The time to start is now. The Imperial College model predicts cases surging past normal healthcare capacity in late April / early May almost regardless of mitigation efforts or in late May / early June with full mitigation and suppression efforts. Home health agencies should have three ways of routinely communicating with doctors in regular use (typically sales, mail, and digital). If you do not already have this in place, implementation can take weeks to ramp up. Then effective repetition can take weeks to months longer.

Hedge Your Bets

Lower respiratory tract infections may not exceed healthcare capacity this year. Recent history shows us that early data and the resulting predictions of pandemics can be more pessimistic than what actually happens.3 Avoid making your agency responsible for predictions. Simply present targeted information about how your agency can help. Until we see the healthcare system being overrun in the U.S., use marketing strategies that are likely to increase your business regardless of the degree to which COVID-19 stresses national resources. Fortunately, home health is underutilized in respiratory infections in general. This gives us the opportunity to ask for more mild pneumonia cases from influenza and bacterial infections while also pointing out that agencies have capacity to accept similar cases with novel virus infections. We also know that sales and advertising in general can increase referrals in home health. Monthly newsletters in particular have documented cases of doubling referrals and are associated with a mean and median 30% increase in monthly referrals.

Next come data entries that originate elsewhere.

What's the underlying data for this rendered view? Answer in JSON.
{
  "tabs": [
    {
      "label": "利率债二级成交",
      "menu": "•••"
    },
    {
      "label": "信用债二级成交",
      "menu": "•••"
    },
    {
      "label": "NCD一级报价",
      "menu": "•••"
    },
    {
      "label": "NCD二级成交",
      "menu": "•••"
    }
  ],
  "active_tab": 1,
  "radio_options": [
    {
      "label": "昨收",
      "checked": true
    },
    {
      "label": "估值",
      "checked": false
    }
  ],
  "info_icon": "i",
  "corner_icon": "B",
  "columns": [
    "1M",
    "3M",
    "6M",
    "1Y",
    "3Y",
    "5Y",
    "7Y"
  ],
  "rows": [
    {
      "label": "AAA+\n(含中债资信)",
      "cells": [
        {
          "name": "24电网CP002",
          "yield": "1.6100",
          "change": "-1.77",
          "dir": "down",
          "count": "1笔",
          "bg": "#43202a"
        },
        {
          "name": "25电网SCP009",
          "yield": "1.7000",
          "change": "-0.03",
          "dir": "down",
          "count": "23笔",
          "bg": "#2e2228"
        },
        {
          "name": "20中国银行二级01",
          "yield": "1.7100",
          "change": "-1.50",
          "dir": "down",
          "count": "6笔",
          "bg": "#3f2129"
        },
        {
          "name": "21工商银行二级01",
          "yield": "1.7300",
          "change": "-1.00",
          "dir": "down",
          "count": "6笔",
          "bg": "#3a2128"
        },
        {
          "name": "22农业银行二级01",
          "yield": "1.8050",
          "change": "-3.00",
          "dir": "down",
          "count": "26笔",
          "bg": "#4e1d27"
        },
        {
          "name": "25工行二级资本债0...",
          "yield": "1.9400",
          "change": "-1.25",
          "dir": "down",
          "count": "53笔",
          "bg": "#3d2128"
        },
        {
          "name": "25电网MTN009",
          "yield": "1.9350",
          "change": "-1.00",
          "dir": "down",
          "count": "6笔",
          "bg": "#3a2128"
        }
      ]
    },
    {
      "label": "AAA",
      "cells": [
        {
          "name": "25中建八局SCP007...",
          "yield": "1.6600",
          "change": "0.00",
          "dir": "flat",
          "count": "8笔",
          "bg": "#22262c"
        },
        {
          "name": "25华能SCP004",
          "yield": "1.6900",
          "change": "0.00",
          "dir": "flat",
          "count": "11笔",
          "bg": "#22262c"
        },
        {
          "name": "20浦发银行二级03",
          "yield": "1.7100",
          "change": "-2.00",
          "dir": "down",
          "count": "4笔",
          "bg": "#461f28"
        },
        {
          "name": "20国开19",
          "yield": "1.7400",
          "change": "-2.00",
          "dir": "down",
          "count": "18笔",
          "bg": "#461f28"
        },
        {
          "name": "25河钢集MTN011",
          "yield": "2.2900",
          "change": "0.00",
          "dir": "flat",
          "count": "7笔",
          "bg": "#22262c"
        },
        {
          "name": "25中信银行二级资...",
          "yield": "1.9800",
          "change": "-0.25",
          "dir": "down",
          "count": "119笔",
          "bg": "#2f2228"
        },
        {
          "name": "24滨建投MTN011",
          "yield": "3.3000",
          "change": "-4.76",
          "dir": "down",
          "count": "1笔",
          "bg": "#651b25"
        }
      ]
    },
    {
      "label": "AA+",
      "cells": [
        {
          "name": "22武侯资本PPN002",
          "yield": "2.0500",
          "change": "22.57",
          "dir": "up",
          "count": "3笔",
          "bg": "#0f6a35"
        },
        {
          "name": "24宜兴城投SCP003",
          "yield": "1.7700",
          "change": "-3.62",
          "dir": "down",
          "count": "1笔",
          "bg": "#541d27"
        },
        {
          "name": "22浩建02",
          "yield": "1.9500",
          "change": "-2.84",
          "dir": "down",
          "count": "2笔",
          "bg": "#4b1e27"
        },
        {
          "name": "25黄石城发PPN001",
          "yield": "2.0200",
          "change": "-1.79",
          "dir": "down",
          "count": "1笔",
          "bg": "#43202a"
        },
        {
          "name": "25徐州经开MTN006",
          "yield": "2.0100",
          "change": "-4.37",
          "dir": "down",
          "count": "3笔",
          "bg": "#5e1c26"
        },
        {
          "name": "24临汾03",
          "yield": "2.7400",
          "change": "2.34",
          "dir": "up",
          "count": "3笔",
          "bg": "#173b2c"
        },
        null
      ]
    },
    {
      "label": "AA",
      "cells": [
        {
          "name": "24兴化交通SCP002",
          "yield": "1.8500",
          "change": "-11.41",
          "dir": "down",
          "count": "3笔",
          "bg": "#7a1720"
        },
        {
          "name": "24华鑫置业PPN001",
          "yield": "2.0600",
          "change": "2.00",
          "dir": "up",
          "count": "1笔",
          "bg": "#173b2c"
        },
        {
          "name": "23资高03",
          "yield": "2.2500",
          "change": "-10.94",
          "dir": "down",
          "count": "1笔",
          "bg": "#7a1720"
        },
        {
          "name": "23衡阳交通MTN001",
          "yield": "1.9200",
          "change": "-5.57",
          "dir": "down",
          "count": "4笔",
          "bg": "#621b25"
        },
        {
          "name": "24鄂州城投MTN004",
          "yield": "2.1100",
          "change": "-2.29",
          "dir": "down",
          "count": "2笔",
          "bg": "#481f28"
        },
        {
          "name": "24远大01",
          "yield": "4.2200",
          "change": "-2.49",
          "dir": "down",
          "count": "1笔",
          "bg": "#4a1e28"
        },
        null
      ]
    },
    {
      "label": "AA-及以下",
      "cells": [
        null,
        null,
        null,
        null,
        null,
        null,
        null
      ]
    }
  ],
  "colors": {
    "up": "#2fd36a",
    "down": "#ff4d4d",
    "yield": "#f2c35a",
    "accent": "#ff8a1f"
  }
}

  1. Raut M, Schein J, Mody S, Grant R, Benson C, Olson W. Estimating the economic impact of a half-day reduction in length of hospital stay among patients with community-acquired pneumonia in the US. Current medical Research and Opinion. 2009 Sep 1; 25 (9): 2151-7.
  2. Collins AM, Eneje OJ, Hancock CA, Wootton DG, Gordon SB. Feasibility study for early supported dis-charge in adults with respiratory infection in the UK. BMC Pulmonary Medicine. 2014 Dec 1; 14 (1): 25.
  3. Zhou F, Yu T, Du R, et al. Clinical course and risk factors for mortality of adult inpatients with COVID-19 in Wuhan, China: a retrospective cohort study. The Lancet. 2020 Mar 11.
  4. Ferguson N, Laydon D, Nedjati-Gilani G, et al. Impact of non-pharmaceutical interventions (NPIs) to re-duce COVID-19 mortality and healthcare demand. Imperial College COVID-19 Response Team / WHO Collaborating Centre for Infectious Disease Modelling. 2020 March 16.
  5. Torres OH, Muñoz J, Ruiz D, et al. Outcome predictors of pneumonia in elderly patients: importance of functional assessment. Journal of the American Geriatrics Society. 2004 Oct; 52 (10): 1603-9.